:: Work instruction ::
Copy the data that follows exactly. Include no pictures.

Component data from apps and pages
-------

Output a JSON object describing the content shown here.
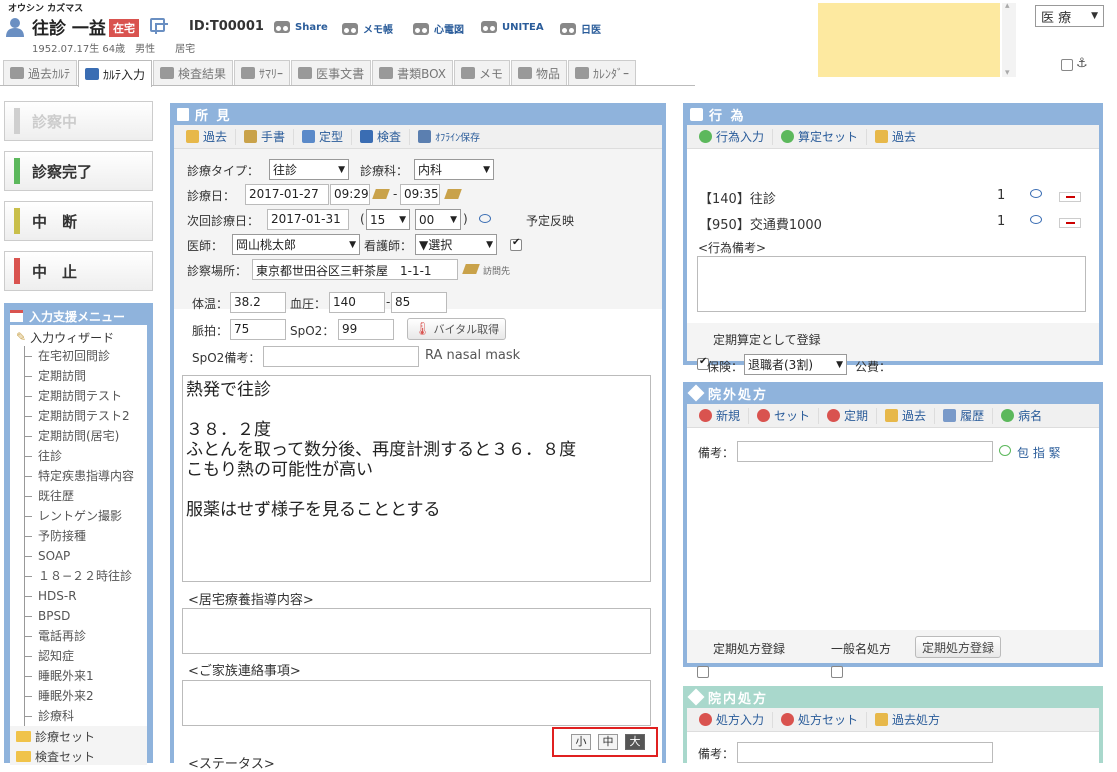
{
  "header": {
    "kana": "オウシン カズマス",
    "name": "往診 一益",
    "status_badge": "在宅",
    "patient_id": "ID:T00001",
    "birth_info": "1952.07.17生 64歳　男性",
    "residence": "居宅",
    "links": [
      "Share",
      "メモ帳",
      "心電図",
      "UNITEA",
      "日医"
    ],
    "dept_select": "医 療"
  },
  "tabs": [
    {
      "label": "過去ｶﾙﾃ",
      "active": false
    },
    {
      "label": "ｶﾙﾃ入力",
      "active": true
    },
    {
      "label": "検査結果",
      "active": false
    },
    {
      "label": "ｻﾏﾘｰ",
      "active": false
    },
    {
      "label": "医事文書",
      "active": false
    },
    {
      "label": "書類BOX",
      "active": false
    },
    {
      "label": "メモ",
      "active": false
    },
    {
      "label": "物品",
      "active": false
    },
    {
      "label": "ｶﾚﾝﾀﾞｰ",
      "active": false
    }
  ],
  "status_buttons": [
    {
      "label": "診察中",
      "color": "#cfcfcf",
      "disabled": true
    },
    {
      "label": "診察完了",
      "color": "#5cb85c",
      "disabled": false
    },
    {
      "label": "中　断",
      "color": "#c9bf4a",
      "disabled": false
    },
    {
      "label": "中　止",
      "color": "#d9534f",
      "disabled": false
    }
  ],
  "menu": {
    "title": "入力支援メニュー",
    "wizard": "入力ウィザード",
    "items": [
      "在宅初回問診",
      "定期訪問",
      "定期訪問テスト",
      "定期訪問テスト2",
      "定期訪問(居宅)",
      "往診",
      "特定疾患指導内容",
      "既往歴",
      "レントゲン撮影",
      "予防接種",
      "SOAP",
      "１８−２２時往診",
      "HDS-R",
      "BPSD",
      "電話再診",
      "認知症",
      "睡眠外来1",
      "睡眠外来2",
      "診療科"
    ],
    "folders": [
      "診療セット",
      "検査セット"
    ]
  },
  "findings": {
    "title": "所 見",
    "toolbar": [
      "過去",
      "手書",
      "定型",
      "検査",
      "ｵﾌﾗｲﾝ保存"
    ],
    "consult_type_label": "診療タイプ：",
    "consult_type": "往診",
    "dept_label": "診療科：",
    "dept": "内科",
    "date_label": "診療日：",
    "date": "2017-01-27",
    "time_from": "09:29",
    "time_sep": "-",
    "time_to": "09:35",
    "next_label": "次回診療日：",
    "next_date": "2017-01-31",
    "next_open": "(",
    "next_hour": "15",
    "next_min": "00",
    "next_close": ")",
    "reflect_label": "予定反映",
    "doctor_label": "医師：",
    "doctor": "岡山桃太郎",
    "nurse_label": "看護師：",
    "nurse": "▼選択",
    "place_label": "診察場所：",
    "place": "東京都世田谷区三軒茶屋　1-1-1",
    "visit_label": "訪問先",
    "temp_label": "体温：",
    "temp": "38.2",
    "bp_label": "血圧：",
    "bp_high": "140",
    "bp_sep": "-",
    "bp_low": "85",
    "pulse_label": "脈拍：",
    "pulse": "75",
    "spo2_label": "SpO2：",
    "spo2": "99",
    "vital_button": "バイタル取得",
    "spo2_note_label": "SpO2備考：",
    "spo2_note": "RA nasal mask",
    "note_lines": [
      "熱発で往診",
      "",
      "３８．２度",
      "ふとんを取って数分後、再度計測すると３６．８度",
      "こもり熱の可能性が高い",
      "",
      "服薬はせず様子を見ることとする"
    ],
    "home_care_label": "<居宅療養指導内容>",
    "family_label": "<ご家族連絡事項>",
    "status_label": "<ステータス>",
    "font_sizes": [
      "小",
      "中",
      "大"
    ]
  },
  "actions": {
    "title": "行 為",
    "toolbar": [
      "行為入力",
      "算定セット",
      "過去"
    ],
    "rows": [
      {
        "code": "【140】往診",
        "qty": "1"
      },
      {
        "code": "【950】交通費1000",
        "qty": "1"
      }
    ],
    "remarks_label": "<行為備考>",
    "regular_label": "定期算定として登録",
    "insurance_label": "保険：",
    "insurance": "退職者(3割)",
    "public_label": "公費："
  },
  "outside_rx": {
    "title": "院外処方",
    "toolbar": [
      "新規",
      "セット",
      "定期",
      "過去",
      "履歴",
      "病名"
    ],
    "remarks_label": "備考：",
    "extras": "包 指 緊",
    "regular_label": "定期処方登録",
    "generic_label": "一般名処方",
    "register_button": "定期処方登録"
  },
  "inside_rx": {
    "title": "院内処方",
    "toolbar": [
      "処方入力",
      "処方セット",
      "過去処方"
    ],
    "remarks_label": "備考："
  }
}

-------

:: Solved exercise ::
Output a JSON object describing the content shown here.
{
  "header": {
    "kana": "オウシン カズマス",
    "name": "往診 一益",
    "status_badge": "在宅",
    "patient_id": "ID:T00001",
    "birth_info": "1952.07.17生 64歳　男性",
    "residence": "居宅",
    "links": [
      "Share",
      "メモ帳",
      "心電図",
      "UNITEA",
      "日医"
    ],
    "dept_select": "医 療"
  },
  "tabs": [
    {
      "label": "過去ｶﾙﾃ",
      "active": false
    },
    {
      "label": "ｶﾙﾃ入力",
      "active": true
    },
    {
      "label": "検査結果",
      "active": false
    },
    {
      "label": "ｻﾏﾘｰ",
      "active": false
    },
    {
      "label": "医事文書",
      "active": false
    },
    {
      "label": "書類BOX",
      "active": false
    },
    {
      "label": "メモ",
      "active": false
    },
    {
      "label": "物品",
      "active": false
    },
    {
      "label": "ｶﾚﾝﾀﾞｰ",
      "active": false
    }
  ],
  "status_buttons": [
    {
      "label": "診察中",
      "color": "#cfcfcf",
      "disabled": true
    },
    {
      "label": "診察完了",
      "color": "#5cb85c",
      "disabled": false
    },
    {
      "label": "中　断",
      "color": "#c9bf4a",
      "disabled": false
    },
    {
      "label": "中　止",
      "color": "#d9534f",
      "disabled": false
    }
  ],
  "menu": {
    "title": "入力支援メニュー",
    "wizard": "入力ウィザード",
    "items": [
      "在宅初回問診",
      "定期訪問",
      "定期訪問テスト",
      "定期訪問テスト2",
      "定期訪問(居宅)",
      "往診",
      "特定疾患指導内容",
      "既往歴",
      "レントゲン撮影",
      "予防接種",
      "SOAP",
      "１８−２２時往診",
      "HDS-R",
      "BPSD",
      "電話再診",
      "認知症",
      "睡眠外来1",
      "睡眠外来2",
      "診療科"
    ],
    "folders": [
      "診療セット",
      "検査セット"
    ]
  },
  "findings": {
    "title": "所 見",
    "toolbar": [
      "過去",
      "手書",
      "定型",
      "検査",
      "ｵﾌﾗｲﾝ保存"
    ],
    "consult_type_label": "診療タイプ：",
    "consult_type": "往診",
    "dept_label": "診療科：",
    "dept": "内科",
    "date_label": "診療日：",
    "date": "2017-01-27",
    "time_from": "09:29",
    "time_sep": "-",
    "time_to": "09:35",
    "next_label": "次回診療日：",
    "next_date": "2017-01-31",
    "next_open": "(",
    "next_hour": "15",
    "next_min": "00",
    "next_close": ")",
    "reflect_label": "予定反映",
    "doctor_label": "医師：",
    "doctor": "岡山桃太郎",
    "nurse_label": "看護師：",
    "nurse": "▼選択",
    "place_label": "診察場所：",
    "place": "東京都世田谷区三軒茶屋　1-1-1",
    "visit_label": "訪問先",
    "temp_label": "体温：",
    "temp": "38.2",
    "bp_label": "血圧：",
    "bp_high": "140",
    "bp_sep": "-",
    "bp_low": "85",
    "pulse_label": "脈拍：",
    "pulse": "75",
    "spo2_label": "SpO2：",
    "spo2": "99",
    "vital_button": "バイタル取得",
    "spo2_note_label": "SpO2備考：",
    "spo2_note": "RA nasal mask",
    "note_lines": [
      "熱発で往診",
      "",
      "３８．２度",
      "ふとんを取って数分後、再度計測すると３６．８度",
      "こもり熱の可能性が高い",
      "",
      "服薬はせず様子を見ることとする"
    ],
    "home_care_label": "<居宅療養指導内容>",
    "family_label": "<ご家族連絡事項>",
    "status_label": "<ステータス>",
    "font_sizes": [
      "小",
      "中",
      "大"
    ]
  },
  "actions": {
    "title": "行 為",
    "toolbar": [
      "行為入力",
      "算定セット",
      "過去"
    ],
    "rows": [
      {
        "code": "【140】往診",
        "qty": "1"
      },
      {
        "code": "【950】交通費1000",
        "qty": "1"
      }
    ],
    "remarks_label": "<行為備考>",
    "regular_label": "定期算定として登録",
    "insurance_label": "保険：",
    "insurance": "退職者(3割)",
    "public_label": "公費："
  },
  "outside_rx": {
    "title": "院外処方",
    "toolbar": [
      "新規",
      "セット",
      "定期",
      "過去",
      "履歴",
      "病名"
    ],
    "remarks_label": "備考：",
    "extras": "包 指 緊",
    "regular_label": "定期処方登録",
    "generic_label": "一般名処方",
    "register_button": "定期処方登録"
  },
  "inside_rx": {
    "title": "院内処方",
    "toolbar": [
      "処方入力",
      "処方セット",
      "過去処方"
    ],
    "remarks_label": "備考："
  }
}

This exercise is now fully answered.